TASK PROMPT:
Below are some records; copy them word for word and drop the pictures.

MATERIAL PROVIDED:

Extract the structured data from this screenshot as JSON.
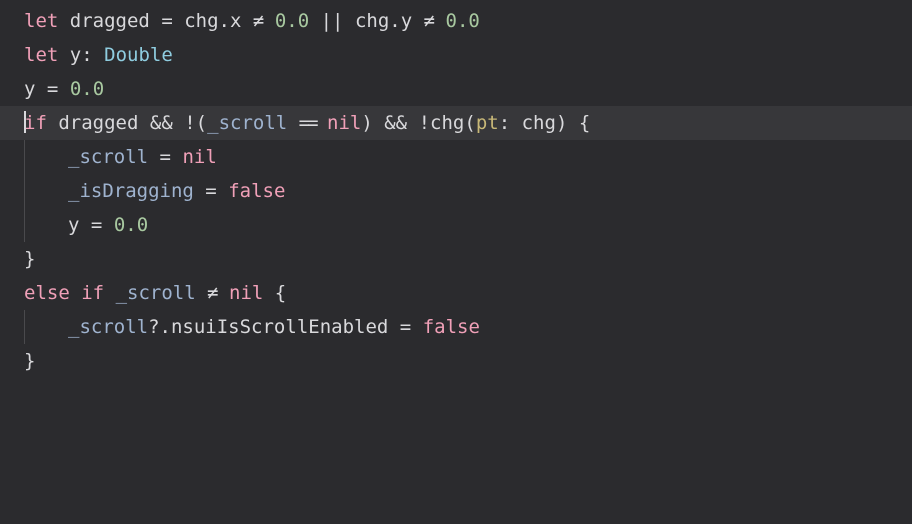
{
  "code": {
    "line1": {
      "let": "let",
      "dragged": "dragged",
      "eq": "=",
      "chg1": "chg",
      "dot1": ".",
      "x": "x",
      "neq1": "≠",
      "zero1": "0.0",
      "or": "||",
      "chg2": "chg",
      "dot2": ".",
      "yf": "y",
      "neq2": "≠",
      "zero2": "0.0"
    },
    "line2": {
      "let": "let",
      "y": "y",
      "colon": ":",
      "type": "Double"
    },
    "line3": {
      "y": "y",
      "eq": "=",
      "zero": "0.0"
    },
    "line4": {
      "if": "if",
      "dragged": "dragged",
      "and1": "&&",
      "bang1": "!",
      "lp": "(",
      "scroll": "_scroll",
      "eqeq": "==",
      "nil": "nil",
      "rp": ")",
      "and2": "&&",
      "bang2": "!",
      "chg": "chg",
      "lp2": "(",
      "pt": "pt",
      "colon": ":",
      "chgArg": "chg",
      "rp2": ")",
      "brace": "{"
    },
    "line5": {
      "scroll": "_scroll",
      "eq": "=",
      "nil": "nil"
    },
    "line6": {
      "isDragging": "_isDragging",
      "eq": "=",
      "false": "false"
    },
    "line7": {
      "y": "y",
      "eq": "=",
      "zero": "0.0"
    },
    "line8": {
      "brace": "}"
    },
    "line9": {
      "else": "else",
      "if": "if",
      "scroll": "_scroll",
      "neq": "≠",
      "nil": "nil",
      "brace": "{"
    },
    "line10": {
      "scroll": "_scroll",
      "q": "?",
      "dot": ".",
      "prop": "nsuiIsScrollEnabled",
      "eq": "=",
      "false": "false"
    },
    "line11": {
      "brace": "}"
    }
  }
}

SOLUTION FOR THIS TASK:
Extract the structured data from this screenshot as JSON.
{
  "code": {
    "line1": {
      "let": "let",
      "dragged": "dragged",
      "eq": "=",
      "chg1": "chg",
      "dot1": ".",
      "x": "x",
      "neq1": "≠",
      "zero1": "0.0",
      "or": "||",
      "chg2": "chg",
      "dot2": ".",
      "yf": "y",
      "neq2": "≠",
      "zero2": "0.0"
    },
    "line2": {
      "let": "let",
      "y": "y",
      "colon": ":",
      "type": "Double"
    },
    "line3": {
      "y": "y",
      "eq": "=",
      "zero": "0.0"
    },
    "line4": {
      "if": "if",
      "dragged": "dragged",
      "and1": "&&",
      "bang1": "!",
      "lp": "(",
      "scroll": "_scroll",
      "eqeq": "==",
      "nil": "nil",
      "rp": ")",
      "and2": "&&",
      "bang2": "!",
      "chg": "chg",
      "lp2": "(",
      "pt": "pt",
      "colon": ":",
      "chgArg": "chg",
      "rp2": ")",
      "brace": "{"
    },
    "line5": {
      "scroll": "_scroll",
      "eq": "=",
      "nil": "nil"
    },
    "line6": {
      "isDragging": "_isDragging",
      "eq": "=",
      "false": "false"
    },
    "line7": {
      "y": "y",
      "eq": "=",
      "zero": "0.0"
    },
    "line8": {
      "brace": "}"
    },
    "line9": {
      "else": "else",
      "if": "if",
      "scroll": "_scroll",
      "neq": "≠",
      "nil": "nil",
      "brace": "{"
    },
    "line10": {
      "scroll": "_scroll",
      "q": "?",
      "dot": ".",
      "prop": "nsuiIsScrollEnabled",
      "eq": "=",
      "false": "false"
    },
    "line11": {
      "brace": "}"
    }
  }
}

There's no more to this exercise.